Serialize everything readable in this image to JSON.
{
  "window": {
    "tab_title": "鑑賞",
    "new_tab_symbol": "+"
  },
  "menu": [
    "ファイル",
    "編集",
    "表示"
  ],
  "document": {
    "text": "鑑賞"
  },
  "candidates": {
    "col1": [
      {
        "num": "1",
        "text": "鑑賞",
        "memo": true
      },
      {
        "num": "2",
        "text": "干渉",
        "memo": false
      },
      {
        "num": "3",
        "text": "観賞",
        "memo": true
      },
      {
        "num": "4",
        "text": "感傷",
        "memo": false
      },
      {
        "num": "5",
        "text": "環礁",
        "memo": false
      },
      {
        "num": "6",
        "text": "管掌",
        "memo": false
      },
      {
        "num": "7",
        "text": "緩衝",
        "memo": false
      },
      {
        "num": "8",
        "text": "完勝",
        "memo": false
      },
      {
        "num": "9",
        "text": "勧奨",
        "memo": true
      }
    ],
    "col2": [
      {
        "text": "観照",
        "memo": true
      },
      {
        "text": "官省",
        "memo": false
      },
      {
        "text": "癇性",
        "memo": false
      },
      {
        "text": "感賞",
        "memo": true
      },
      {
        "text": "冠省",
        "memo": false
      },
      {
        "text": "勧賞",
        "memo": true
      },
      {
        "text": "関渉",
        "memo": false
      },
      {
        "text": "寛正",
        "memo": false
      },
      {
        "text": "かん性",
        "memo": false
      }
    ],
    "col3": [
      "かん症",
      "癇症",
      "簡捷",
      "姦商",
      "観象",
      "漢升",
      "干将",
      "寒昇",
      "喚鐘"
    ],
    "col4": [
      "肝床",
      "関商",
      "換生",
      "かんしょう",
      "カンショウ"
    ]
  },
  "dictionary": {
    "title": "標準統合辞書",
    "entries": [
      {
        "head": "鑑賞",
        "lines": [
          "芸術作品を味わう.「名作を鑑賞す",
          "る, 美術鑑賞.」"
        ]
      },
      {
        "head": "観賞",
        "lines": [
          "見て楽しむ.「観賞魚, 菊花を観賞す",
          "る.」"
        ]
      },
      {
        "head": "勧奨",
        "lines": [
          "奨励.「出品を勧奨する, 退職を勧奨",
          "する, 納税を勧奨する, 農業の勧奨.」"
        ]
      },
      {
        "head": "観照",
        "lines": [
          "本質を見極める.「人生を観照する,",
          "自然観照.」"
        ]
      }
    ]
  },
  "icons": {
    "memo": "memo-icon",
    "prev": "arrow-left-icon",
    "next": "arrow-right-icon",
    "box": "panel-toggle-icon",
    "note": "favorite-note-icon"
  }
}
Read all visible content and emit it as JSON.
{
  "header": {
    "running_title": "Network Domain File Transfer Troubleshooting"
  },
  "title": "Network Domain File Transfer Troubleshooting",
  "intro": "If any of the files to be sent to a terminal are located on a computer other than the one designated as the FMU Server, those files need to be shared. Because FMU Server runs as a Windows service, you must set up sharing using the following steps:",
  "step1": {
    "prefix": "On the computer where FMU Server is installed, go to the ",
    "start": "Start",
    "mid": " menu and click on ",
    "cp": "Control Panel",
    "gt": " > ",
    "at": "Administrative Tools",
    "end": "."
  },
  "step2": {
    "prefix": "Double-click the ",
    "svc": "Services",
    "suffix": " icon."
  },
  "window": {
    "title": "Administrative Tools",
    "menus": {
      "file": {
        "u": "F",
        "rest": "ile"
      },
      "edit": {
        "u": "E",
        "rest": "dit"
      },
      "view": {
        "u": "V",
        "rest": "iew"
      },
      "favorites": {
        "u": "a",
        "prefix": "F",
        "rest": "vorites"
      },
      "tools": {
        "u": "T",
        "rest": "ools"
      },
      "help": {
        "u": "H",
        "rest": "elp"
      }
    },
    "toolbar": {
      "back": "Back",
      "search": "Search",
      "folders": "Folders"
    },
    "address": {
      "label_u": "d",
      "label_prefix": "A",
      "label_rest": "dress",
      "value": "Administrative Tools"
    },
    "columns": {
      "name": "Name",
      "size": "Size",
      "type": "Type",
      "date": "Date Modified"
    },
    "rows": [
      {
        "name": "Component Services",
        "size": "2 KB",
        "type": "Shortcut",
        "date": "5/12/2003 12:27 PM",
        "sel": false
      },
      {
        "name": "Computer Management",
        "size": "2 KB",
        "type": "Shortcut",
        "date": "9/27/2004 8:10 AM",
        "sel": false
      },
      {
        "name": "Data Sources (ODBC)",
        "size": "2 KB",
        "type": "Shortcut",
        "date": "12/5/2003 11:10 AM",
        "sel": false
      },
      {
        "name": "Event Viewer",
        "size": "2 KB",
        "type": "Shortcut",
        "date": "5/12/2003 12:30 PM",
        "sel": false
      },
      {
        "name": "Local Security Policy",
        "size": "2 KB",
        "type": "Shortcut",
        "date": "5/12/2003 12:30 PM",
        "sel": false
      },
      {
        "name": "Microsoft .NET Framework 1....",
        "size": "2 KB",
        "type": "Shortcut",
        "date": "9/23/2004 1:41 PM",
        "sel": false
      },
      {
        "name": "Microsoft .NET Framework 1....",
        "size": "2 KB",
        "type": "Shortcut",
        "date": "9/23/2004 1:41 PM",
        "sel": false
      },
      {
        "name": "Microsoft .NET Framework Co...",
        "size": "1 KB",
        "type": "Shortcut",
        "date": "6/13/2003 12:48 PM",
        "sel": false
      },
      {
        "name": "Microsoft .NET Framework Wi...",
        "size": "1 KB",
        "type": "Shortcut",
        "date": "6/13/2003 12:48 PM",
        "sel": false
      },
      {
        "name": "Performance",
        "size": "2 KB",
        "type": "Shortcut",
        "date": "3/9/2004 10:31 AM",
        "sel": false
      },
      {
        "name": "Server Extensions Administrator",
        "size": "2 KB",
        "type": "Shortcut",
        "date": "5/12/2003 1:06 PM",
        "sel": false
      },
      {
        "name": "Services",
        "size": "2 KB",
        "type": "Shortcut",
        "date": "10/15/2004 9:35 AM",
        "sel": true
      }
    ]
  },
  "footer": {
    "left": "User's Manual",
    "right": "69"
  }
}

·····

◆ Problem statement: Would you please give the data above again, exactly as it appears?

◆ Output for this task:
Serialize everything readable in this image to JSON.
{
  "window": {
    "tab_title": "鑑賞",
    "new_tab_symbol": "+"
  },
  "menu": [
    "ファイル",
    "編集",
    "表示"
  ],
  "document": {
    "text": "鑑賞"
  },
  "candidates": {
    "col1": [
      {
        "num": "1",
        "text": "鑑賞",
        "memo": true
      },
      {
        "num": "2",
        "text": "干渉",
        "memo": false
      },
      {
        "num": "3",
        "text": "観賞",
        "memo": true
      },
      {
        "num": "4",
        "text": "感傷",
        "memo": false
      },
      {
        "num": "5",
        "text": "環礁",
        "memo": false
      },
      {
        "num": "6",
        "text": "管掌",
        "memo": false
      },
      {
        "num": "7",
        "text": "緩衝",
        "memo": false
      },
      {
        "num": "8",
        "text": "完勝",
        "memo": false
      },
      {
        "num": "9",
        "text": "勧奨",
        "memo": true
      }
    ],
    "col2": [
      {
        "text": "観照",
        "memo": true
      },
      {
        "text": "官省",
        "memo": false
      },
      {
        "text": "癇性",
        "memo": false
      },
      {
        "text": "感賞",
        "memo": true
      },
      {
        "text": "冠省",
        "memo": false
      },
      {
        "text": "勧賞",
        "memo": true
      },
      {
        "text": "関渉",
        "memo": false
      },
      {
        "text": "寛正",
        "memo": false
      },
      {
        "text": "かん性",
        "memo": false
      }
    ],
    "col3": [
      "かん症",
      "癇症",
      "簡捷",
      "姦商",
      "観象",
      "漢升",
      "干将",
      "寒昇",
      "喚鐘"
    ],
    "col4": [
      "肝床",
      "関商",
      "換生",
      "かんしょう",
      "カンショウ"
    ]
  },
  "dictionary": {
    "title": "標準統合辞書",
    "entries": [
      {
        "head": "鑑賞",
        "lines": [
          "芸術作品を味わう.「名作を鑑賞す",
          "る, 美術鑑賞.」"
        ]
      },
      {
        "head": "観賞",
        "lines": [
          "見て楽しむ.「観賞魚, 菊花を観賞す",
          "る.」"
        ]
      },
      {
        "head": "勧奨",
        "lines": [
          "奨励.「出品を勧奨する, 退職を勧奨",
          "する, 納税を勧奨する, 農業の勧奨.」"
        ]
      },
      {
        "head": "観照",
        "lines": [
          "本質を見極める.「人生を観照する,",
          "自然観照.」"
        ]
      }
    ]
  },
  "icons": {
    "memo": "memo-icon",
    "prev": "arrow-left-icon",
    "next": "arrow-right-icon",
    "box": "panel-toggle-icon",
    "note": "favorite-note-icon"
  }
}
Read all visible content and emit it as JSON.
{
  "header": {
    "running_title": "Network Domain File Transfer Troubleshooting"
  },
  "title": "Network Domain File Transfer Troubleshooting",
  "intro": "If any of the files to be sent to a terminal are located on a computer other than the one designated as the FMU Server, those files need to be shared. Because FMU Server runs as a Windows service, you must set up sharing using the following steps:",
  "step1": {
    "prefix": "On the computer where FMU Server is installed, go to the ",
    "start": "Start",
    "mid": " menu and click on ",
    "cp": "Control Panel",
    "gt": " > ",
    "at": "Administrative Tools",
    "end": "."
  },
  "step2": {
    "prefix": "Double-click the ",
    "svc": "Services",
    "suffix": " icon."
  },
  "window": {
    "title": "Administrative Tools",
    "menus": {
      "file": {
        "u": "F",
        "rest": "ile"
      },
      "edit": {
        "u": "E",
        "rest": "dit"
      },
      "view": {
        "u": "V",
        "rest": "iew"
      },
      "favorites": {
        "u": "a",
        "prefix": "F",
        "rest": "vorites"
      },
      "tools": {
        "u": "T",
        "rest": "ools"
      },
      "help": {
        "u": "H",
        "rest": "elp"
      }
    },
    "toolbar": {
      "back": "Back",
      "search": "Search",
      "folders": "Folders"
    },
    "address": {
      "label_u": "d",
      "label_prefix": "A",
      "label_rest": "dress",
      "value": "Administrative Tools"
    },
    "columns": {
      "name": "Name",
      "size": "Size",
      "type": "Type",
      "date": "Date Modified"
    },
    "rows": [
      {
        "name": "Component Services",
        "size": "2 KB",
        "type": "Shortcut",
        "date": "5/12/2003 12:27 PM",
        "sel": false
      },
      {
        "name": "Computer Management",
        "size": "2 KB",
        "type": "Shortcut",
        "date": "9/27/2004 8:10 AM",
        "sel": false
      },
      {
        "name": "Data Sources (ODBC)",
        "size": "2 KB",
        "type": "Shortcut",
        "date": "12/5/2003 11:10 AM",
        "sel": false
      },
      {
        "name": "Event Viewer",
        "size": "2 KB",
        "type": "Shortcut",
        "date": "5/12/2003 12:30 PM",
        "sel": false
      },
      {
        "name": "Local Security Policy",
        "size": "2 KB",
        "type": "Shortcut",
        "date": "5/12/2003 12:30 PM",
        "sel": false
      },
      {
        "name": "Microsoft .NET Framework 1....",
        "size": "2 KB",
        "type": "Shortcut",
        "date": "9/23/2004 1:41 PM",
        "sel": false
      },
      {
        "name": "Microsoft .NET Framework 1....",
        "size": "2 KB",
        "type": "Shortcut",
        "date": "9/23/2004 1:41 PM",
        "sel": false
      },
      {
        "name": "Microsoft .NET Framework Co...",
        "size": "1 KB",
        "type": "Shortcut",
        "date": "6/13/2003 12:48 PM",
        "sel": false
      },
      {
        "name": "Microsoft .NET Framework Wi...",
        "size": "1 KB",
        "type": "Shortcut",
        "date": "6/13/2003 12:48 PM",
        "sel": false
      },
      {
        "name": "Performance",
        "size": "2 KB",
        "type": "Shortcut",
        "date": "3/9/2004 10:31 AM",
        "sel": false
      },
      {
        "name": "Server Extensions Administrator",
        "size": "2 KB",
        "type": "Shortcut",
        "date": "5/12/2003 1:06 PM",
        "sel": false
      },
      {
        "name": "Services",
        "size": "2 KB",
        "type": "Shortcut",
        "date": "10/15/2004 9:35 AM",
        "sel": true
      }
    ]
  },
  "footer": {
    "left": "User's Manual",
    "right": "69"
  }
}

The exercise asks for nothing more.